Student rates

Mixed expert opinion on changes to NS student immigration program

International students raise their hands if they have already worked more than six months in Nova Scotia before being disqualified from the Nova Scotia Experience: Express Entry program because they graduated from another province. (Pat Callaghan/CBC – image credit)

Nova Scotia immigration experts have mixed views on how changes to an accelerated program for international students will affect immigration overall.

Last week, the province barred students who have studied outside the province from applying to the Experience Nova Scotia: Express Entry (NSEEE) immigration stream.

It came as a shock to hundreds of international students who had already moved to Nova Scotia and worked for months to meet the program’s one-year employment goal. It offered the possibility of applying for permanent residence after 12 months instead of the usual two years.

“People came here knowing this program was available to them,” said Elizabeth Wozniak of North Star Immigration Law in Halifax. “Having this program taken away halfway through doesn’t feel fair at all.”

On Thursday, Minister of Labour, Skills and Immigration Jill Balser announced a record increase in the federal government’s Nova Scotia immigration allowance – 400 new seats for the Provincial Nominee Program and 1,173 additional spaces under the Atlantic Immigration Program.

Wozniak thinks restricting the NSEEE could make it harder to fill these new positions.

Another raffle for students

“The changes to this program…are really going to make it the least attractive of the immigration programs, whereas in the past it was one of the most popular,” she said. declared.

But an immigration lawyer in Bridgewater thinks Nova Scotia officials will still be able to fill the province’s expanded allocation.

“I don’t recall them ever falling below their quotas or allocations, so I expect them to get there,” McInnes Cooper’s David Nurse said.

Nurse says the best Canadian immigrant students earn master’s and doctoral degrees and usually find work immediately in their chosen fields.

He says students in Nova Scotia’s immigration streams play an important role in local labor markets while improving their language and job skills.

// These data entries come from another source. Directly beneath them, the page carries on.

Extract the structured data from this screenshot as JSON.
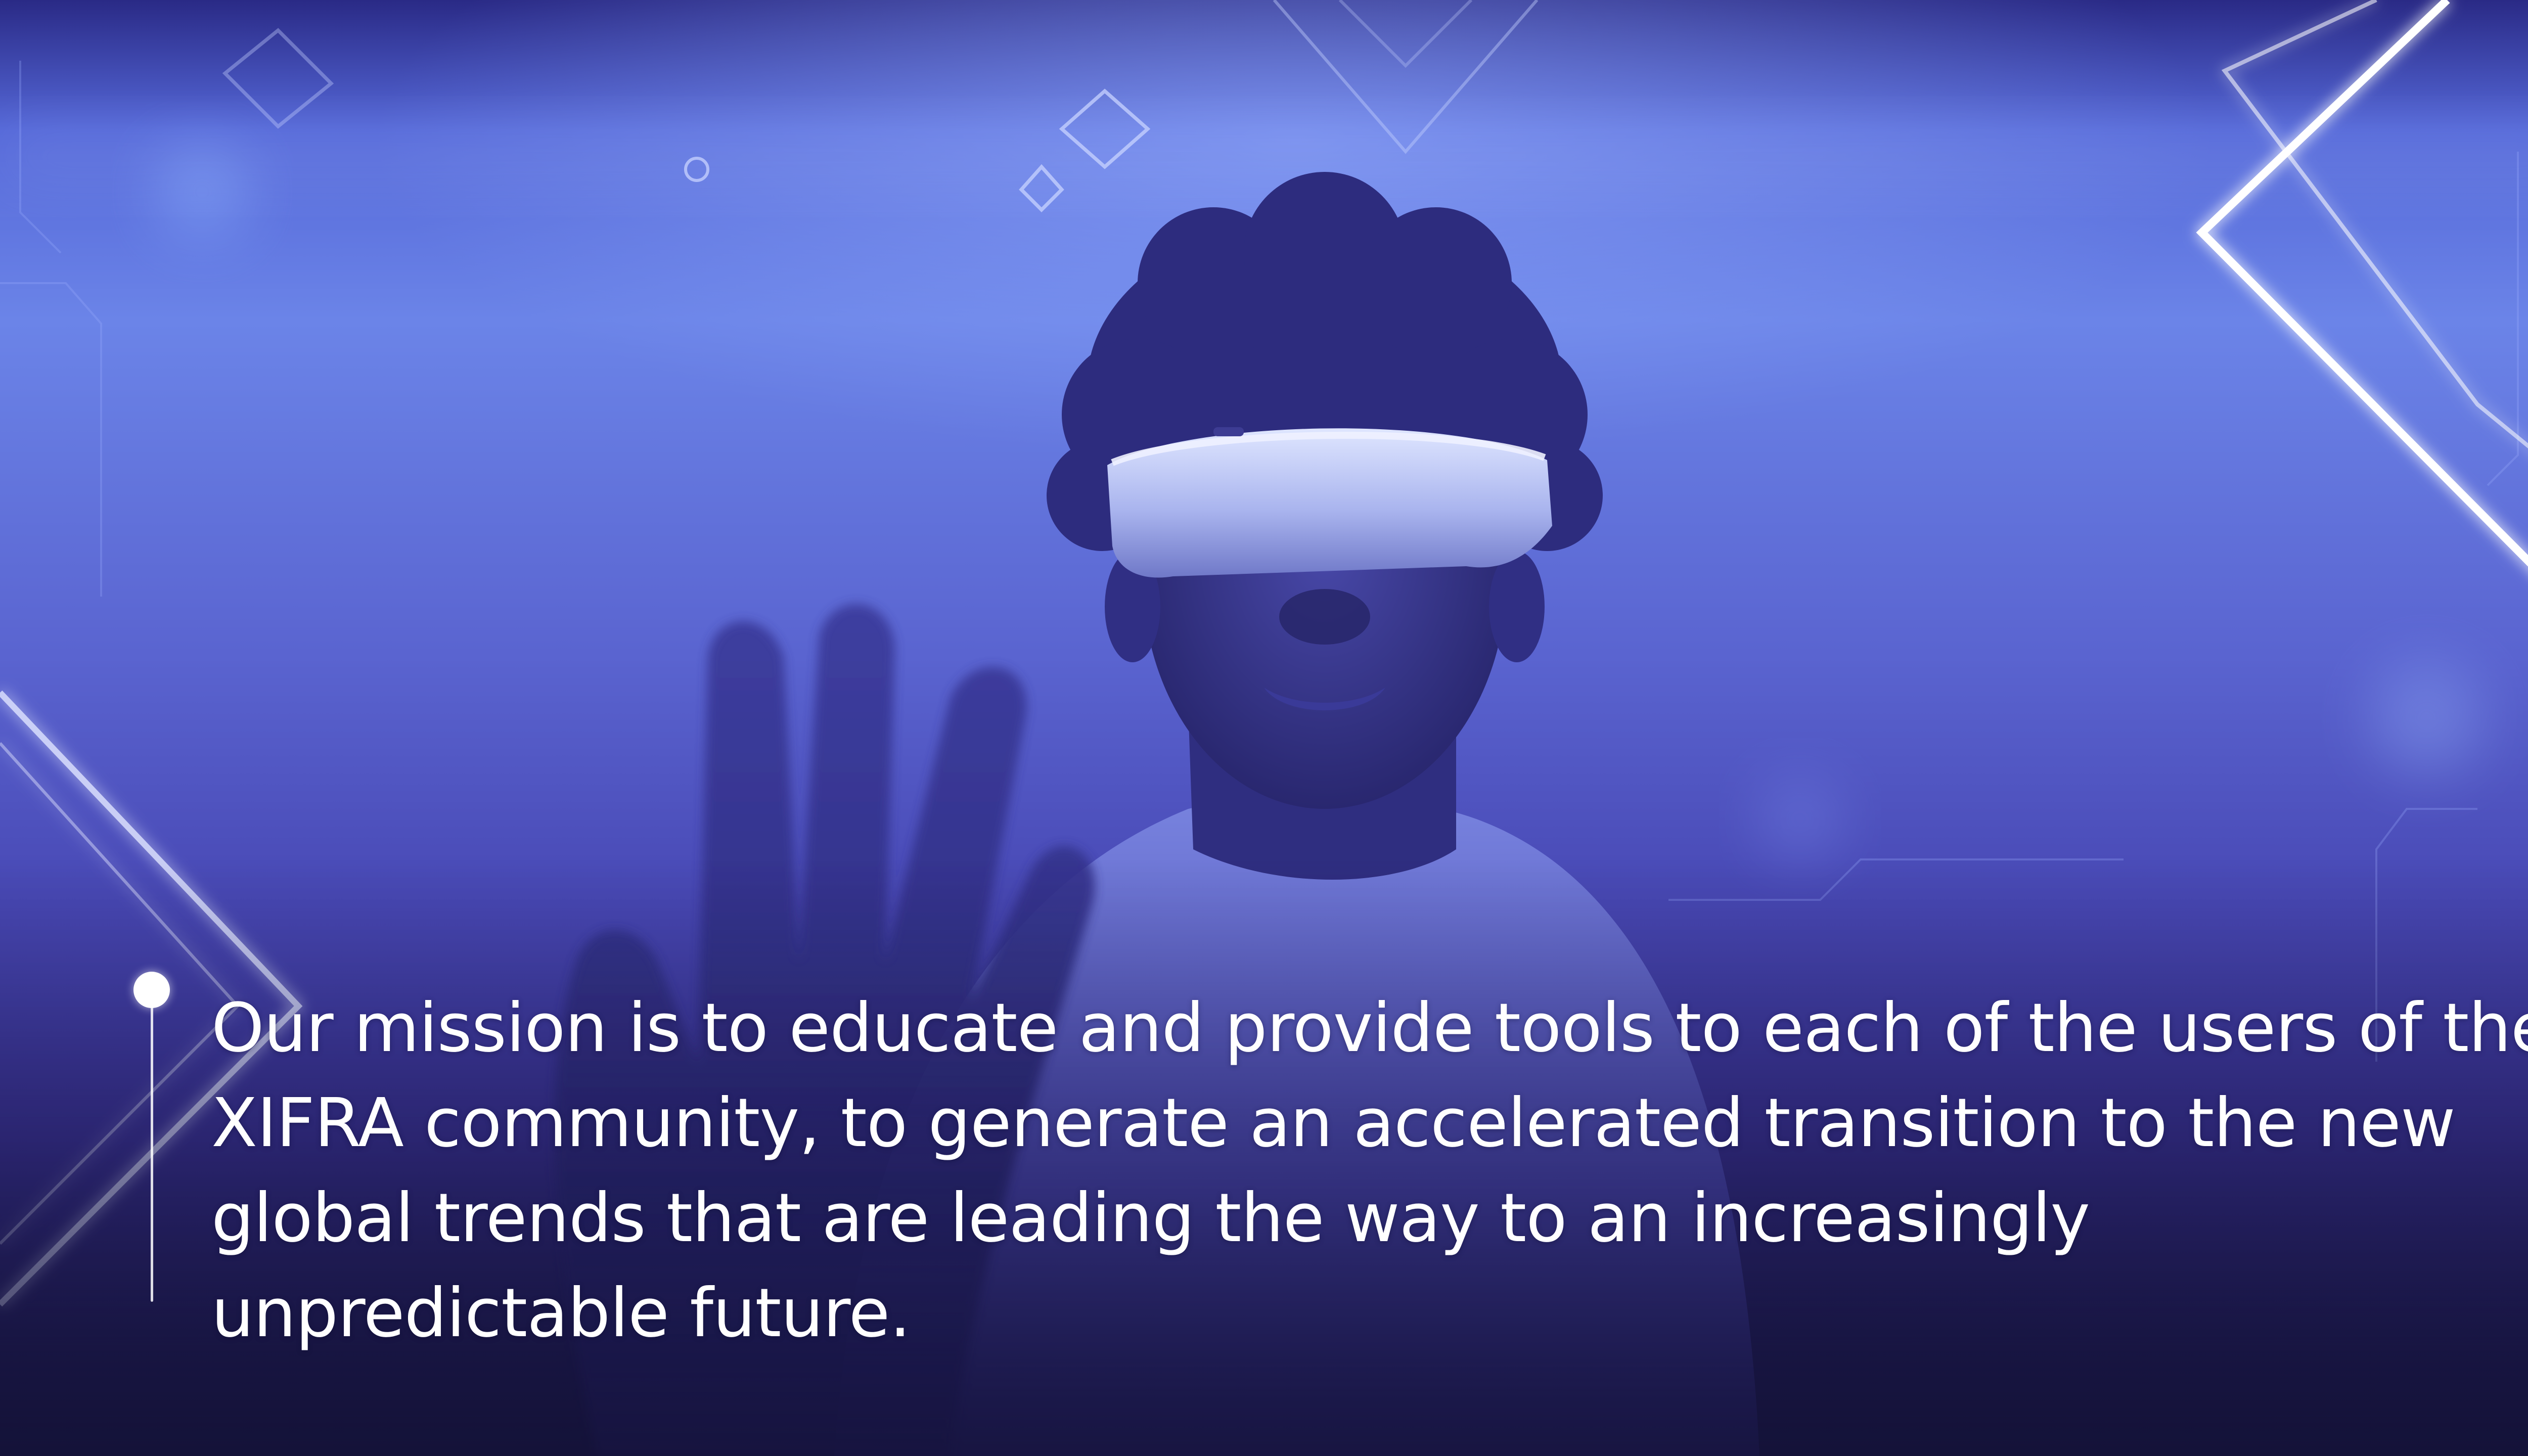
{
  "scene": {
    "subject": "person-wearing-vr-headset",
    "palette": {
      "top": "#2a2a86",
      "mid": "#6b84e8",
      "bottom": "#17163e",
      "glow": "#ffffff"
    }
  },
  "mission": {
    "text": "Our mission is to educate and provide tools to each of the users of the XIFRA community, to generate an accelerated transition to the new global trends that are leading the way to an increasingly unpredictable future."
  }
}
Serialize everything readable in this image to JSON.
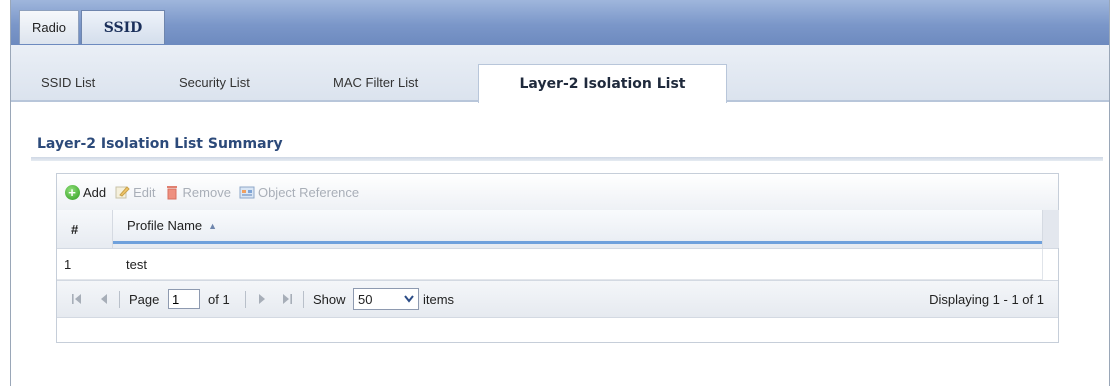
{
  "top_tabs": [
    {
      "label": "Radio"
    },
    {
      "label": "SSID"
    }
  ],
  "sub_tabs": [
    {
      "label": "SSID List"
    },
    {
      "label": "Security List"
    },
    {
      "label": "MAC Filter List"
    },
    {
      "label": "Layer-2 Isolation List"
    }
  ],
  "summary": {
    "title": "Layer-2 Isolation List Summary"
  },
  "toolbar": {
    "add_label": "Add",
    "edit_label": "Edit",
    "remove_label": "Remove",
    "object_reference_label": "Object Reference"
  },
  "table": {
    "columns": [
      "#",
      "Profile Name"
    ],
    "sort_indicator": "▲",
    "rows": [
      {
        "index": "1",
        "profile_name": "test"
      }
    ]
  },
  "pager": {
    "page_label": "Page",
    "page_value": "1",
    "of_label": "of 1",
    "show_label": "Show",
    "show_value": "50",
    "items_label": "items",
    "display_info": "Displaying 1 - 1 of 1"
  },
  "icons": {
    "add": "add-icon",
    "edit": "edit-icon",
    "remove": "trash-icon",
    "object_reference": "object-reference-icon"
  },
  "colors": {
    "title": "#2c4a7a",
    "header_bar": "#7b97c9",
    "sort_underline": "#6fa1dc"
  }
}
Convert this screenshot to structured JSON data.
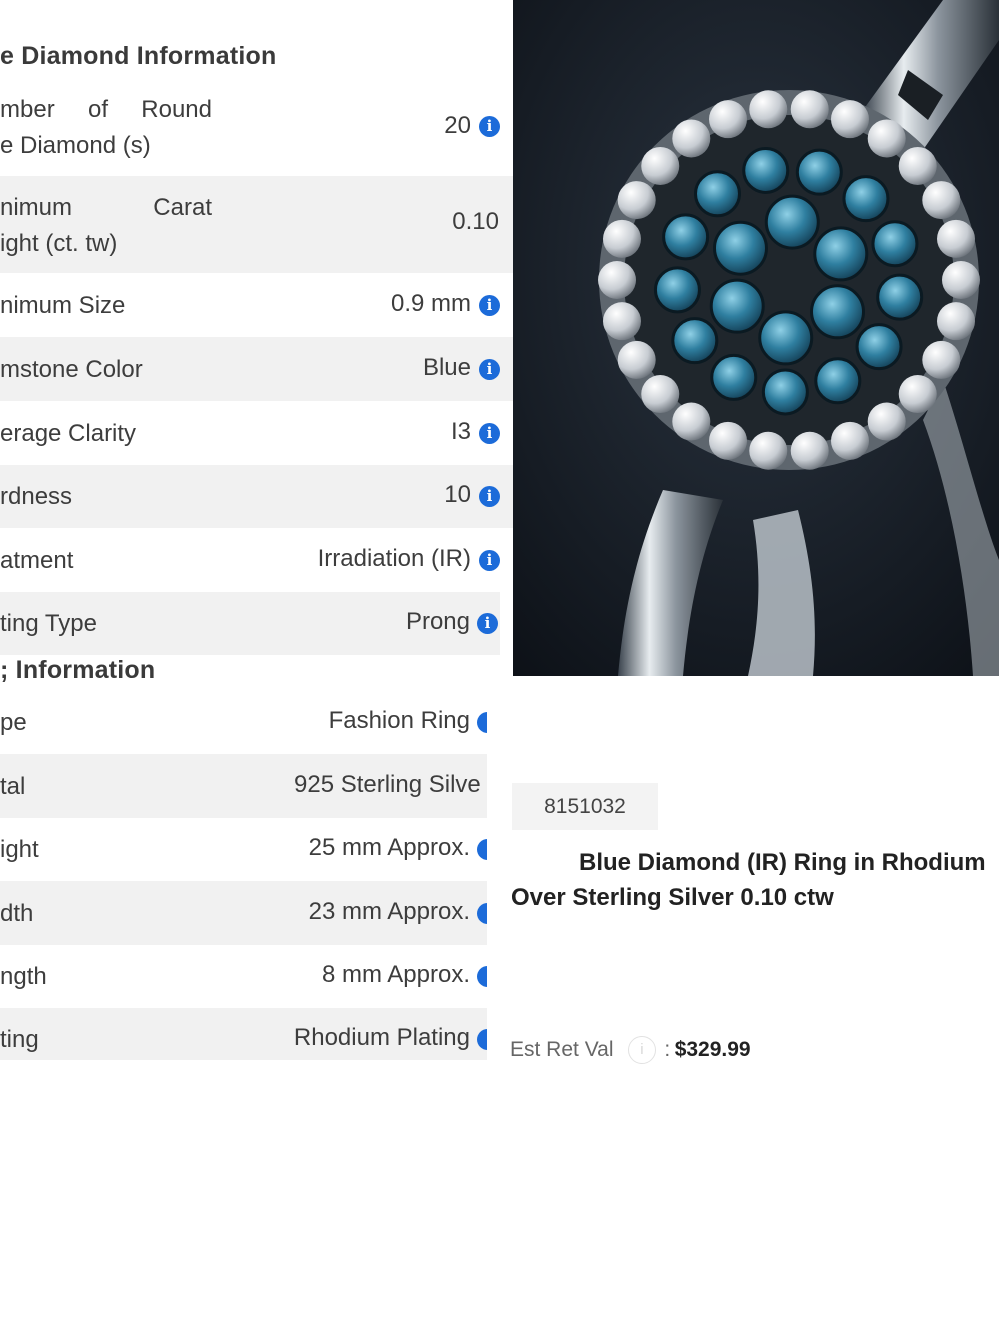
{
  "diamond_section": {
    "title": "e Diamond Information",
    "rows": [
      {
        "label_l1": "mber of Round",
        "label_l2": "e Diamond (s)",
        "value": "20",
        "icon": "info-icon"
      },
      {
        "label_l1": "nimum Carat",
        "label_l2": "ight (ct. tw)",
        "value": "0.10",
        "icon": ""
      },
      {
        "label": "nimum Size",
        "value": "0.9 mm",
        "icon": "info-icon"
      },
      {
        "label": "mstone Color",
        "value": "Blue",
        "icon": "info-icon"
      },
      {
        "label": "erage Clarity",
        "value": "I3",
        "icon": "info-icon"
      },
      {
        "label": "rdness",
        "value": "10",
        "icon": "info-icon"
      },
      {
        "label": "atment",
        "value": "Irradiation (IR)",
        "icon": "info-icon"
      },
      {
        "label": "ting Type",
        "value": "Prong",
        "icon": "info-icon"
      }
    ]
  },
  "ring_section": {
    "title": "; Information",
    "rows": [
      {
        "label": "pe",
        "value": "Fashion Ring"
      },
      {
        "label": "tal",
        "value": "925 Sterling Silve"
      },
      {
        "label": "ight",
        "value": "25 mm Approx."
      },
      {
        "label": "dth",
        "value": "23 mm Approx."
      },
      {
        "label": "ngth",
        "value": "8 mm Approx."
      },
      {
        "label": "ting",
        "value": "Rhodium Plating"
      }
    ]
  },
  "product": {
    "sku": "8151032",
    "title_line1": "Blue Diamond (IR) Ring in Rhodium",
    "title_line2": "Over Sterling Silver 0.10 ctw",
    "retail_label": "Est Ret Val",
    "retail_colon": ":",
    "retail_price": "$329.99",
    "image_subject": "ring-photo"
  },
  "colors": {
    "info_icon": "#1c6bd9",
    "row_shade": "#f1f1f1"
  }
}
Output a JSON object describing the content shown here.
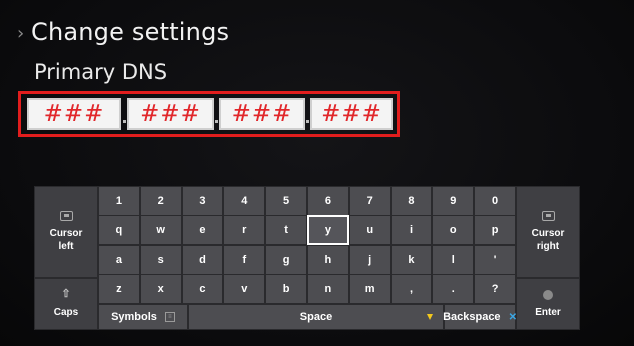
{
  "header": {
    "back_glyph": "›",
    "title": "Change settings",
    "subtitle": "Primary DNS"
  },
  "dns": {
    "octets": [
      "###",
      "###",
      "###",
      "###"
    ],
    "highlight_color": "#e21d1d"
  },
  "keyboard": {
    "selected_key": "y",
    "row_numbers": [
      "1",
      "2",
      "3",
      "4",
      "5",
      "6",
      "7",
      "8",
      "9",
      "0"
    ],
    "row_top": [
      "q",
      "w",
      "e",
      "r",
      "t",
      "y",
      "u",
      "i",
      "o",
      "p"
    ],
    "row_home": [
      "a",
      "s",
      "d",
      "f",
      "g",
      "h",
      "j",
      "k",
      "l",
      "'"
    ],
    "row_bottom": [
      "z",
      "x",
      "c",
      "v",
      "b",
      "n",
      "m",
      ",",
      ".",
      "?"
    ],
    "cursor_left": "Cursor left",
    "cursor_right": "Cursor right",
    "caps": "Caps",
    "symbols": "Symbols",
    "space": "Space",
    "backspace": "Backspace",
    "enter": "Enter"
  }
}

“They enrich the labor market. They are contributing here in Nova Scotia,” he said.

Support for a former working student

Samual Shaji came to Nova Scotia from southern India to study.

He graduated with a degree in Environmental Science from Cape Breton University in 2020.

Then he got a job managing a McDonald’s restaurant in Bedford and was able to apply for permanent residency after 12 months thanks to the NSEEE.

But Shaji says many international students in Nova Scotia aren’t so lucky.

He says it’s hard to get restaurant jobs in smaller communities like Sydney and Antigonish, and that lack of experience means students from elsewhere are often hired first after graduation. .

“There’s a McDonalds and a Tim Horton’s on every street in Toronto or Edmonton, so they have more experience doing that job,” Shaji said, “employers tend to hire them.”

“They know the Nova Scotia market”

“A lot of international students move from county to county because they can’t find any jobs that will help them with immigration,” he said.

While Shaji sympathizes with the struggle of all international students in Canada, he believes focusing the fast track on Nova Scotia students will encourage more graduates to stay.

He says familiarity with the local economy allows for greater success in opening businesses such as restaurants and grocery stores.

“Nova Scotia graduates know Nova Scotia and Nova Scotia’s needs best,” Shaji said. “They know the Nova Scotia market.”